Last night, I realised why I was so obsessed with playing the piano.
My mother’s only chance to escape my father’s abuse, and to treat her own failing health due to starvation and beatings, was to go to a hospital whilst my father was on the job as a long-distance truck driver. He had forbidden us to go to the doctor, or to really carry out any business, in our own county, as a means of hiding the abuse. It also helped him, in that he had often established local social contacts such that he had prejudiced their opinions against my mother before she had a chance to speak with doctors, psychologists, and such in our own town. So, if my mom was going to get help, it was going to be one county over, a half-hour drive south of where we lived. She checked herself into the emergency room, and they kept her. She weighed barely 100 pounds, and had suffered extensive internal organ damage from beatings.
But, there were four children, ages five through eight, with an incapacitated, barely-alive mother, and a father working hundreds of miles away. We were not in our own county, and there was no-one we could stay with. (Another way my father kept us socially isolated was by making it known he kept a loaded gun, and threatening to use it on us or our neighbours if we made any social contact. He acted so unstable that neighbours who wanted to help us out of our situation worried that if they did, we or they might end up murdered.) So we were placed in emergency foster care.

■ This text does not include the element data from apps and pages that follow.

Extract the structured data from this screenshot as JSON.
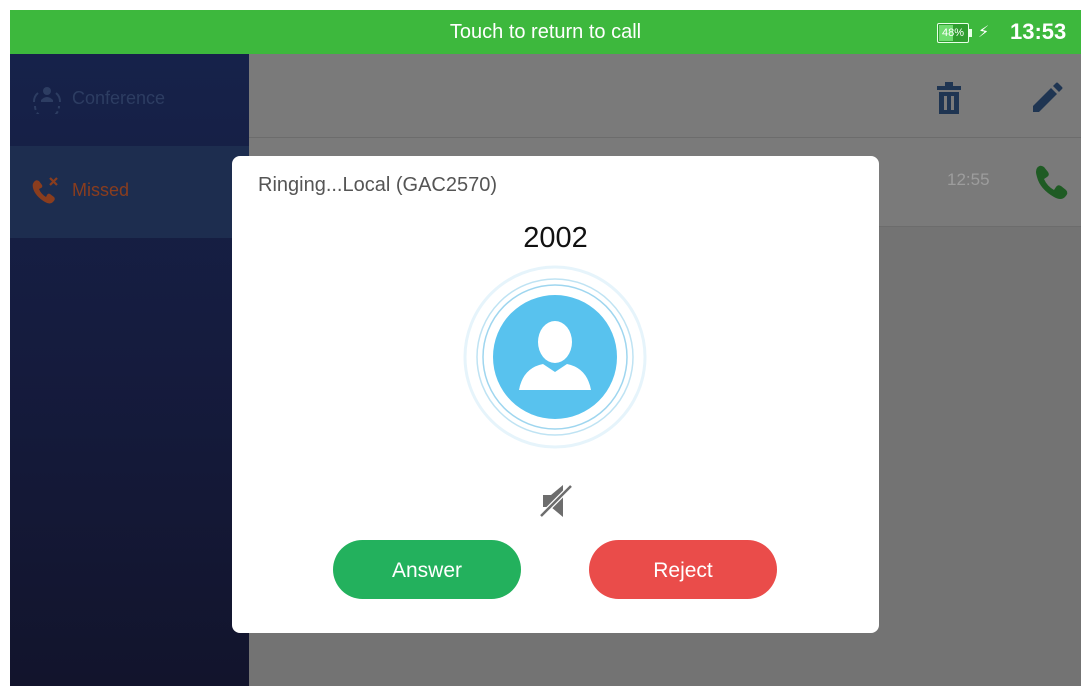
{
  "statusbar": {
    "banner": "Touch to return to call",
    "battery": "48%",
    "battery_level": 0.48,
    "clock": "13:53",
    "color": "#3db83d"
  },
  "sidebar": {
    "items": [
      {
        "label": "Conference",
        "icon": "conference-icon",
        "color": "#2d3d62"
      },
      {
        "label": "Missed",
        "icon": "missed-call-icon",
        "color": "#8a3d1e",
        "selected": true
      }
    ]
  },
  "toolbar": {
    "delete_icon": "trash-icon",
    "edit_icon": "pencil-icon"
  },
  "call_log": {
    "rows": [
      {
        "time": "12:55",
        "icon": "phone-icon"
      }
    ]
  },
  "incoming_call": {
    "status": "Ringing...Local (GAC2570)",
    "number": "2002",
    "avatar_icon": "contact-avatar-icon",
    "mute_icon": "speaker-muted-icon",
    "answer_label": "Answer",
    "reject_label": "Reject",
    "answer_color": "#23b15d",
    "reject_color": "#ea4c4a"
  }
}
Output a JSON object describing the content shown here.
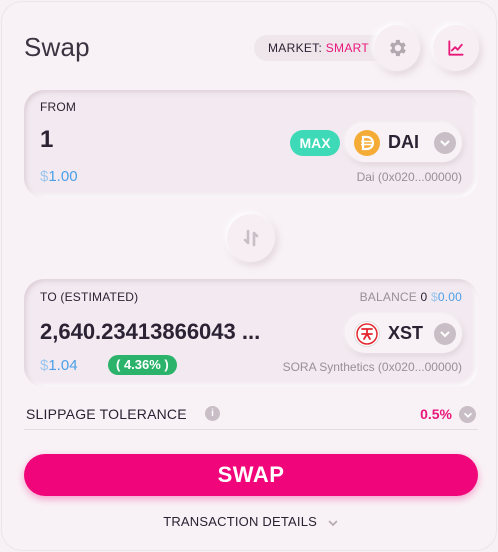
{
  "header": {
    "title": "Swap",
    "market_label": "MARKET:",
    "market_value": "SMART"
  },
  "from": {
    "label": "FROM",
    "amount": "1",
    "fiat_symbol": "$",
    "fiat_value": "1.00",
    "max_label": "MAX",
    "token_symbol": "DAI",
    "token_address": "Dai (0x020...00000)",
    "token_icon": "dai-icon"
  },
  "to": {
    "label": "TO (ESTIMATED)",
    "balance_label": "BALANCE",
    "balance_value": "0",
    "balance_fiat_symbol": "$",
    "balance_fiat_value": "0.00",
    "amount": "2,640.23413866043 ...",
    "fiat_symbol": "$",
    "fiat_value": "1.04",
    "price_impact": "( 4.36% )",
    "token_symbol": "XST",
    "token_address": "SORA Synthetics (0x020...00000)",
    "token_icon": "xst-icon"
  },
  "slippage": {
    "label": "SLIPPAGE TOLERANCE",
    "value": "0.5%"
  },
  "actions": {
    "swap_label": "SWAP",
    "details_label": "TRANSACTION DETAILS"
  },
  "colors": {
    "accent": "#f0067a",
    "max": "#3ed9b7",
    "impact": "#2bb36b",
    "fiat": "#4a9fe8"
  },
  "icons": [
    "gear-icon",
    "chart-icon",
    "swap-direction-icon",
    "chevron-down-icon",
    "info-icon"
  ]
}
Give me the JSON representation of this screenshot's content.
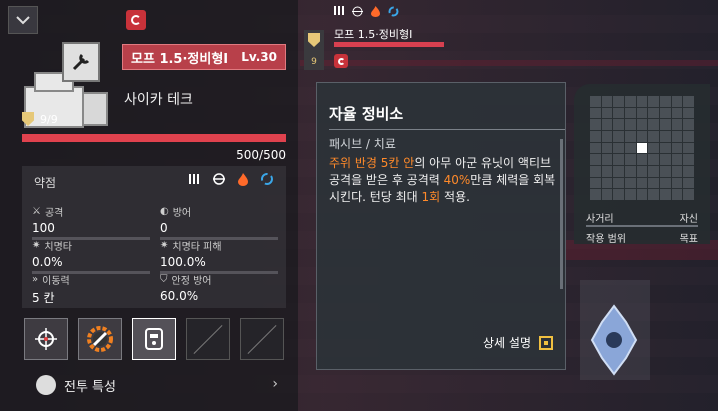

That night, as they pulled my screaming five-year-old brother off my mother, we headed off to our new residence. We had no idea who these people were, or how long we’d be living with them, nor did they. It was a father and mother, with three children of their own, daughters age 9, 7, and 1.
I had never been happier in my life. It was the first evidence that I had that a man, not only did not have to yell, scream, and threaten to murder his wife and her family, but that he could treat her with love, respect, and decency. The children were bright and well-adjusted, and we had fun having other kids to play with. (We were not allowed to associate with other children outside of school.) And the nine-year-old took piano lessons.
The piano was in the kids’ playroom. It had stickers on the keys, brightly coloured little monsters labelled “C”, “C#”, etc. The daughter would play bits of her lessons for me. And I fell in love. From that moment on, I wanted to play piano more than anything in the world.
My mother, still in the hospital, regained enough strength to file divorce papers. My father returned from the road, and he was to receive temporary custody, because he had a job–even though that job kept him away from us kids for weeks on end. We left the foster family. I did not want to leave them.
Curiously, when I started college, as a music major, I was required to take piano lessons, but I had none of the passion I had when I was younger. Granted, there were many intervening psychological, social, and medical reasons to not want to practise the five hours a week required to earn an A, but there was still no more fire to learn the piano. Perhaps it was because it went from being an internal desire to an external requirement. Perhaps it was just a childhood fantasy I shuffled off upon becoming an adult. Or, perhaps, the piano symbolised a place of peace, of love, of hope, and that symbolism was more important than actually learning to play.